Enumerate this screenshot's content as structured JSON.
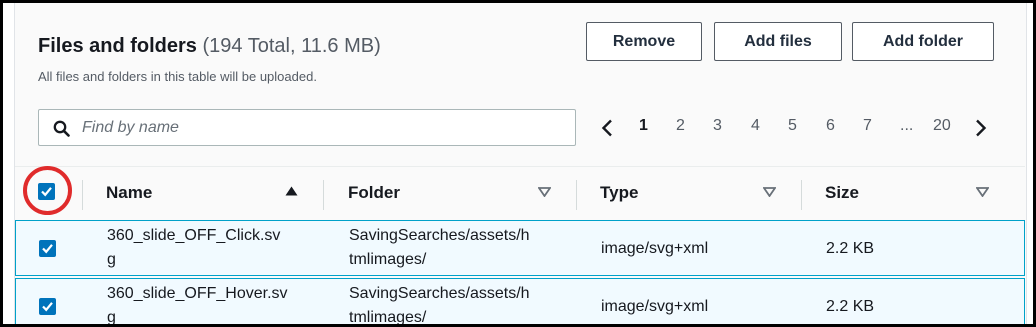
{
  "header": {
    "title": "Files and folders",
    "counter": "(194 Total, 11.6 MB)",
    "description": "All files and folders in this table will be uploaded."
  },
  "actions": {
    "remove_label": "Remove",
    "add_files_label": "Add files",
    "add_folder_label": "Add folder"
  },
  "search": {
    "placeholder": "Find by name",
    "icon": "search-icon"
  },
  "pagination": {
    "current_page": "1",
    "pages": [
      "1",
      "2",
      "3",
      "4",
      "5",
      "6",
      "7",
      "...",
      "20"
    ],
    "prev_icon": "chevron-left-icon",
    "next_icon": "chevron-right-icon"
  },
  "table": {
    "columns": [
      {
        "label": "Name",
        "sort": "ascending"
      },
      {
        "label": "Folder",
        "sort": "none"
      },
      {
        "label": "Type",
        "sort": "none"
      },
      {
        "label": "Size",
        "sort": "none"
      }
    ],
    "select_all_checked": true,
    "rows": [
      {
        "checked": true,
        "name_line1": "360_slide_OFF_Click.sv",
        "name_line2": "g",
        "folder_line1": "SavingSearches/assets/h",
        "folder_line2": "tmlimages/",
        "type": "image/svg+xml",
        "size": "2.2 KB"
      },
      {
        "checked": true,
        "name_line1": "360_slide_OFF_Hover.sv",
        "name_line2": "g",
        "folder_line1": "SavingSearches/assets/h",
        "folder_line2": "tmlimages/",
        "type": "image/svg+xml",
        "size": "2.2 KB"
      }
    ]
  },
  "colors": {
    "accent": "#0073bb",
    "selected_row_bg": "#f1faff",
    "selected_row_border": "#00a1c9",
    "highlight_ring": "#e02b2b"
  }
}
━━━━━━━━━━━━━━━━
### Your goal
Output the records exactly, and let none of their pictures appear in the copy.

### Task solution
Enumerate this screenshot's content as structured JSON.
{
  "header": {
    "title": "Files and folders",
    "counter": "(194 Total, 11.6 MB)",
    "description": "All files and folders in this table will be uploaded."
  },
  "actions": {
    "remove_label": "Remove",
    "add_files_label": "Add files",
    "add_folder_label": "Add folder"
  },
  "search": {
    "placeholder": "Find by name",
    "icon": "search-icon"
  },
  "pagination": {
    "current_page": "1",
    "pages": [
      "1",
      "2",
      "3",
      "4",
      "5",
      "6",
      "7",
      "...",
      "20"
    ],
    "prev_icon": "chevron-left-icon",
    "next_icon": "chevron-right-icon"
  },
  "table": {
    "columns": [
      {
        "label": "Name",
        "sort": "ascending"
      },
      {
        "label": "Folder",
        "sort": "none"
      },
      {
        "label": "Type",
        "sort": "none"
      },
      {
        "label": "Size",
        "sort": "none"
      }
    ],
    "select_all_checked": true,
    "rows": [
      {
        "checked": true,
        "name_line1": "360_slide_OFF_Click.sv",
        "name_line2": "g",
        "folder_line1": "SavingSearches/assets/h",
        "folder_line2": "tmlimages/",
        "type": "image/svg+xml",
        "size": "2.2 KB"
      },
      {
        "checked": true,
        "name_line1": "360_slide_OFF_Hover.sv",
        "name_line2": "g",
        "folder_line1": "SavingSearches/assets/h",
        "folder_line2": "tmlimages/",
        "type": "image/svg+xml",
        "size": "2.2 KB"
      }
    ]
  },
  "colors": {
    "accent": "#0073bb",
    "selected_row_bg": "#f1faff",
    "selected_row_border": "#00a1c9",
    "highlight_ring": "#e02b2b"
  }
}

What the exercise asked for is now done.